- [Exercise]: Search the entries for lines that contain the word "recordings", and report each one found.

- [Data supplied]:
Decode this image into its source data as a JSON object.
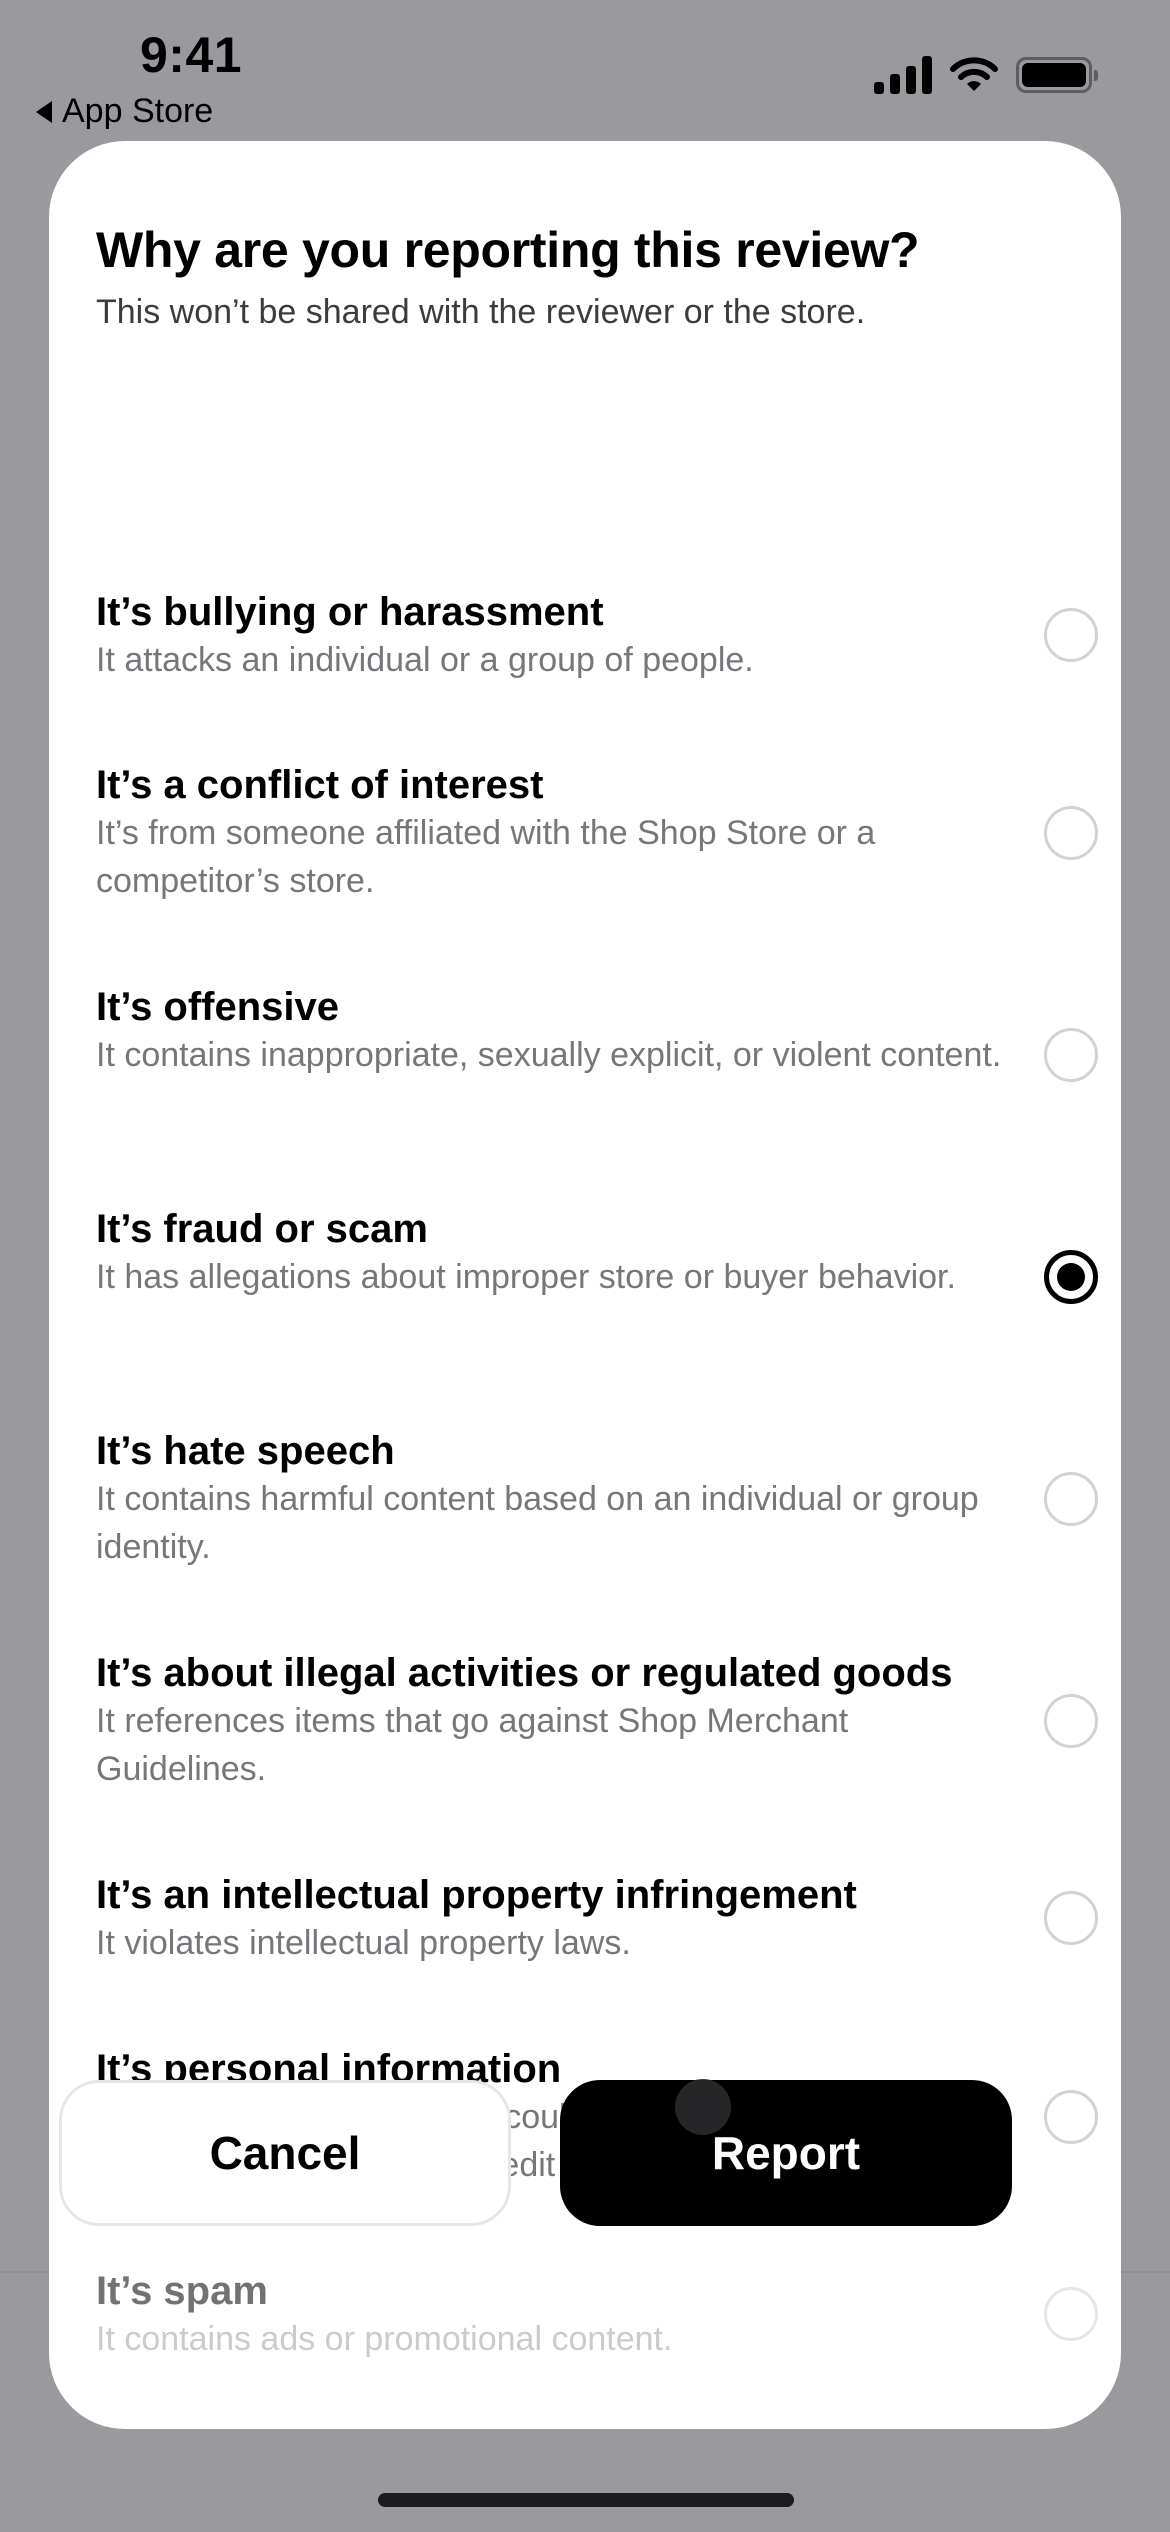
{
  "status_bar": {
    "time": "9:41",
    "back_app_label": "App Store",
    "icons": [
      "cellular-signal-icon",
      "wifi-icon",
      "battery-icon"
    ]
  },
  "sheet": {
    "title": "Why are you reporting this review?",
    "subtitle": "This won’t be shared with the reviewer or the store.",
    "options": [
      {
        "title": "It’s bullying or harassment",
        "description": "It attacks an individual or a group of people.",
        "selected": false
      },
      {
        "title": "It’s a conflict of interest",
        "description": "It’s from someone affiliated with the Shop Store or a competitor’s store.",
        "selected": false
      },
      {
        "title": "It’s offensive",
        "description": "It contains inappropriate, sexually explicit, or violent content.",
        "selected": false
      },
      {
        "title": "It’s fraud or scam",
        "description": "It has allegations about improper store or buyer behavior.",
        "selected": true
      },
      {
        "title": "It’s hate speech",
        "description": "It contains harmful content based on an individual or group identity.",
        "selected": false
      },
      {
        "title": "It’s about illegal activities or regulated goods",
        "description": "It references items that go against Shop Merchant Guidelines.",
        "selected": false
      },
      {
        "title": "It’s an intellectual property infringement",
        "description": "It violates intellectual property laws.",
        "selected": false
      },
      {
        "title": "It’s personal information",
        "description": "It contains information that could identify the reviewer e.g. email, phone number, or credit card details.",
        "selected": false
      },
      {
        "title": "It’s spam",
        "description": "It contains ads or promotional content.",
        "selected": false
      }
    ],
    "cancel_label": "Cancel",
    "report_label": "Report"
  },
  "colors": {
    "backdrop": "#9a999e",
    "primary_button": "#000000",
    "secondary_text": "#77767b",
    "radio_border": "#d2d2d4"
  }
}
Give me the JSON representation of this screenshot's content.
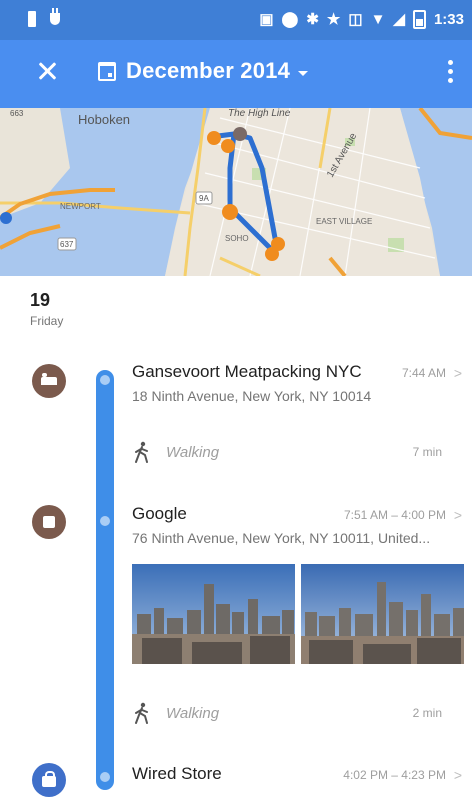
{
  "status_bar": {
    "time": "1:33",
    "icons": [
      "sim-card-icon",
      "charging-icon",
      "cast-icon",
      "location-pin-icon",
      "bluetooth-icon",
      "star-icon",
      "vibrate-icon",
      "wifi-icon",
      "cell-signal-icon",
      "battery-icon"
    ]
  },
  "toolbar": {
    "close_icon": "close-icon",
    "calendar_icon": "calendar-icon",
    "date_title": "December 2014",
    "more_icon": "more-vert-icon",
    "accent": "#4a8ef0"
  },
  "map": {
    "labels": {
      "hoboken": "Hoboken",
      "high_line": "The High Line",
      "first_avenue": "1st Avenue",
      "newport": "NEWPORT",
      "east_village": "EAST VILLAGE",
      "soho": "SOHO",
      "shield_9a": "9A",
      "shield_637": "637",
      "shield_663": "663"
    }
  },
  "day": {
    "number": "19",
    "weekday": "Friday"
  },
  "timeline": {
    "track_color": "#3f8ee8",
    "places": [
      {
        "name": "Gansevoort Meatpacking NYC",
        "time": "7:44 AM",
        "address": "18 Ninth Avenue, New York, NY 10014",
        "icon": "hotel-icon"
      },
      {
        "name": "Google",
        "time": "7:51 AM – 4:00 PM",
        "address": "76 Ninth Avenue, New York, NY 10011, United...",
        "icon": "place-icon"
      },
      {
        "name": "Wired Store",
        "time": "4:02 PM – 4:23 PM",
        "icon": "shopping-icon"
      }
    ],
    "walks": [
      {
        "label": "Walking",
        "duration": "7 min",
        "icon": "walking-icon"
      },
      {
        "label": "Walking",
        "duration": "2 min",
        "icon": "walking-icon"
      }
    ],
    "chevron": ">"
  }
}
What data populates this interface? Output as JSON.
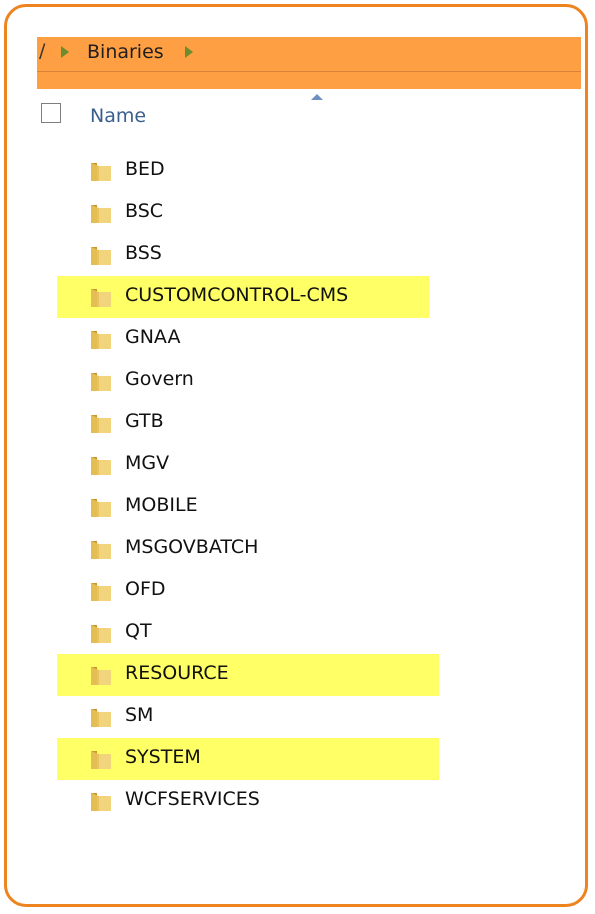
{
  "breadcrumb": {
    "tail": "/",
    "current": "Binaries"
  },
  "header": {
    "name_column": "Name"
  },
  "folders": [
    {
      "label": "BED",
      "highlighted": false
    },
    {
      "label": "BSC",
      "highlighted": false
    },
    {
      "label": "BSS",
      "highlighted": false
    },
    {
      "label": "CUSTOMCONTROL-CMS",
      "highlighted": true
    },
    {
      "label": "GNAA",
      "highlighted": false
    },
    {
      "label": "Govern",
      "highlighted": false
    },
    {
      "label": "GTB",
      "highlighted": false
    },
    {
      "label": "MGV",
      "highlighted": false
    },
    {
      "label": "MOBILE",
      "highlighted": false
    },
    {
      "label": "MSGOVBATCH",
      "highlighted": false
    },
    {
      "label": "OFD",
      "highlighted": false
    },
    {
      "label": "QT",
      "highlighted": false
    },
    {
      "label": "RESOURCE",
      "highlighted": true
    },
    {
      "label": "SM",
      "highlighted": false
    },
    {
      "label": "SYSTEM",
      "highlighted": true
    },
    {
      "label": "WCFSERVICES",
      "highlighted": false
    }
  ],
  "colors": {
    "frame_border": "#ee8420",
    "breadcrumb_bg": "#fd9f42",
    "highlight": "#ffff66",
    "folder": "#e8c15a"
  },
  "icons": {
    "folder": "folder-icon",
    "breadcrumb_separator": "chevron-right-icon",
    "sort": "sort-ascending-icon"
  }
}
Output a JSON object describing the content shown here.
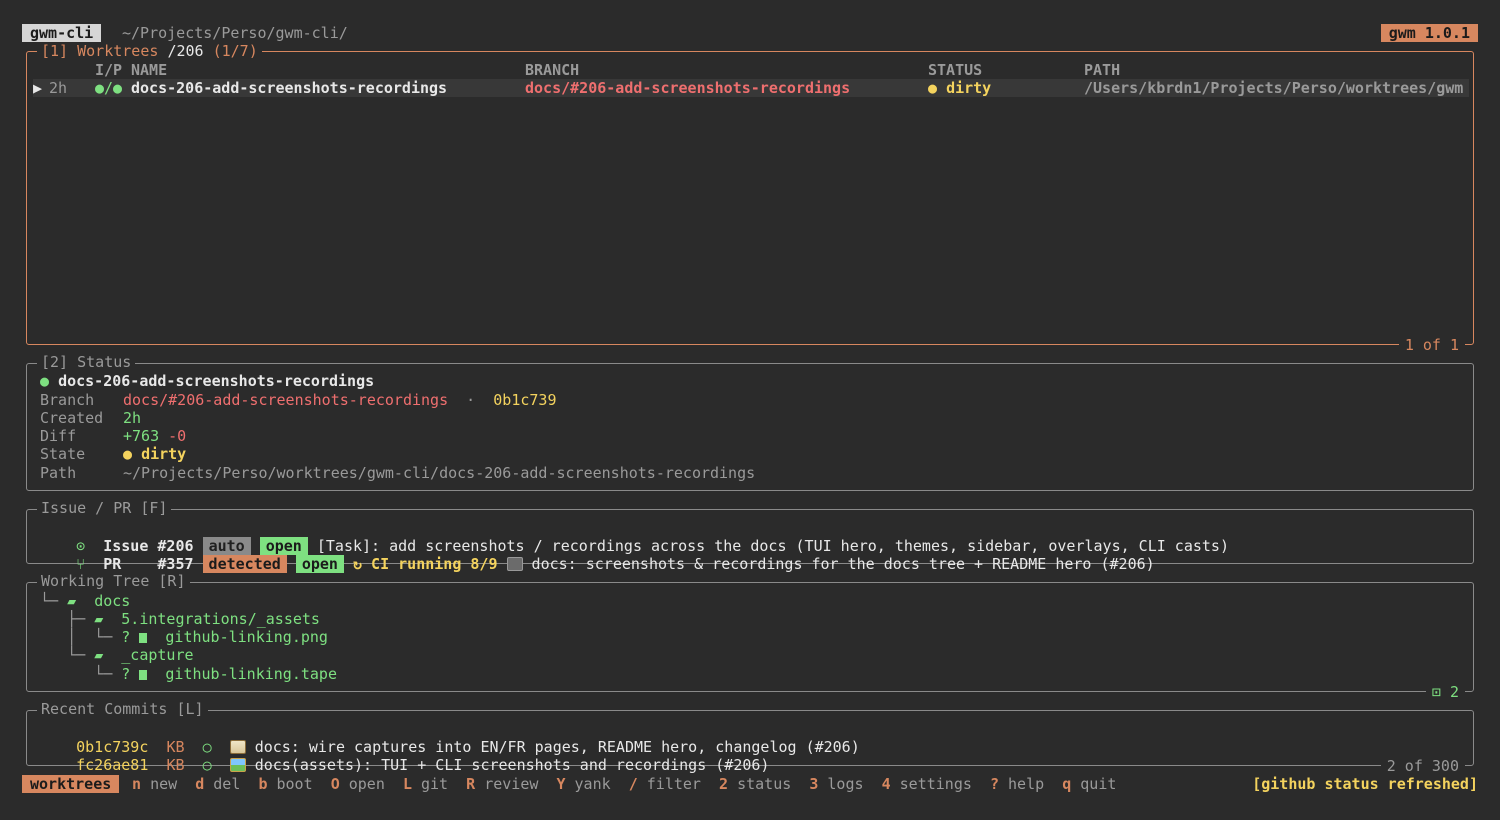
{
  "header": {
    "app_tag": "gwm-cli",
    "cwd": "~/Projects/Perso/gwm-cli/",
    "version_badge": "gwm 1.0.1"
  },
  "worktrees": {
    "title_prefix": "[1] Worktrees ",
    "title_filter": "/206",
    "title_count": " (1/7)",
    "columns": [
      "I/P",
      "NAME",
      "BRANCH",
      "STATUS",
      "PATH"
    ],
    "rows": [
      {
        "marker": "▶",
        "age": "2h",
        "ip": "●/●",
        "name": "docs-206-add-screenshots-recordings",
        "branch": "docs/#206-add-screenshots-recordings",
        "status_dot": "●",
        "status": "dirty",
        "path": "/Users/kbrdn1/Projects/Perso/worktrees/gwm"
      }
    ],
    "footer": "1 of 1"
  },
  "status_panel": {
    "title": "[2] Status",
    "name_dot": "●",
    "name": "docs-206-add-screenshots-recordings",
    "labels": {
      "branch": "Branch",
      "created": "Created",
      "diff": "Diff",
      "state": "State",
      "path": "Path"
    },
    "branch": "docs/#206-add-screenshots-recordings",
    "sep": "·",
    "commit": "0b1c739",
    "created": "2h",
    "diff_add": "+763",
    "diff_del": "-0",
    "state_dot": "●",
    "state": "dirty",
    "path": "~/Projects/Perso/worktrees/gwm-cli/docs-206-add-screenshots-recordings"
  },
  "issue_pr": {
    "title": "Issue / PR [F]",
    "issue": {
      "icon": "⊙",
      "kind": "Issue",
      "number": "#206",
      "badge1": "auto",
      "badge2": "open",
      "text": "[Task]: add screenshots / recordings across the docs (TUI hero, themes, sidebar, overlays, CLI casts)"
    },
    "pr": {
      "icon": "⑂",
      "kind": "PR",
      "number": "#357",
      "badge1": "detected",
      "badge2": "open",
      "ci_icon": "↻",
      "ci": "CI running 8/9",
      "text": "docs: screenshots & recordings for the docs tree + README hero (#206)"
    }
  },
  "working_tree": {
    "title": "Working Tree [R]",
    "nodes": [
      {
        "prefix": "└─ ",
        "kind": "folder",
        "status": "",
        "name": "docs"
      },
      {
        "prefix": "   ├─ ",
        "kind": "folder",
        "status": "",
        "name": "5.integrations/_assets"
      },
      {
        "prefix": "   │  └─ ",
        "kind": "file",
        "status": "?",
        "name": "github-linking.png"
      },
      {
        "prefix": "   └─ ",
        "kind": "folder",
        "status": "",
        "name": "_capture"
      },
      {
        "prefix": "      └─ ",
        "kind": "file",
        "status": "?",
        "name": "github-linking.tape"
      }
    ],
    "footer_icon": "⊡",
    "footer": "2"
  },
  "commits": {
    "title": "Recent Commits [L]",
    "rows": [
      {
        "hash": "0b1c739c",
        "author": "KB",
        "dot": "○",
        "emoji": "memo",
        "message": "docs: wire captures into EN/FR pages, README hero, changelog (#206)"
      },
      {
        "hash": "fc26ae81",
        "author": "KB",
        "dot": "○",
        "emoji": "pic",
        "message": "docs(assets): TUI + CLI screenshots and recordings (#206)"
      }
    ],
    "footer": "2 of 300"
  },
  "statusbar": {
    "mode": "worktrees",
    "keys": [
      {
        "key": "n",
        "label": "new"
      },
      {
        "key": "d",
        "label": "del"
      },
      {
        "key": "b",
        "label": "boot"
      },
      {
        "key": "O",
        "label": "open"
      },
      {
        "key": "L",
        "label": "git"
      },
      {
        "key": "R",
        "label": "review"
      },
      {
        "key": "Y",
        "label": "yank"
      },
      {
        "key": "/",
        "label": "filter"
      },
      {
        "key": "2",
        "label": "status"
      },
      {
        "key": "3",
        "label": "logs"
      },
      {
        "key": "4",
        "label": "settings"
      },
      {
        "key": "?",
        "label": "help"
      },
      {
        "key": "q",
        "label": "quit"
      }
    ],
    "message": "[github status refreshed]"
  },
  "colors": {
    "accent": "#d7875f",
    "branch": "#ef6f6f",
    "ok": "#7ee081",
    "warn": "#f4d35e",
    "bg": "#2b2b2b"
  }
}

- [Answer to this task]:
        "name": "docs-206-add-screenshots-recordings",
        "branch": "docs/#206-add-screenshots-recordings",
    "name": "docs-206-add-screenshots-recordings",
    "branch": "docs/#206-add-screenshots-recordings",
    "path": "~/Projects/Perso/worktrees/gwm-cli/docs-206-add-screenshots-recordings"
      "text": "[Task]: add screenshots / recordings across the docs (TUI hero, themes, sidebar, overlays, CLI casts)"
      "text": "docs: screenshots & recordings for the docs tree + README hero (#206)"
        "message": "docs(assets): TUI + CLI screenshots and recordings (#206)"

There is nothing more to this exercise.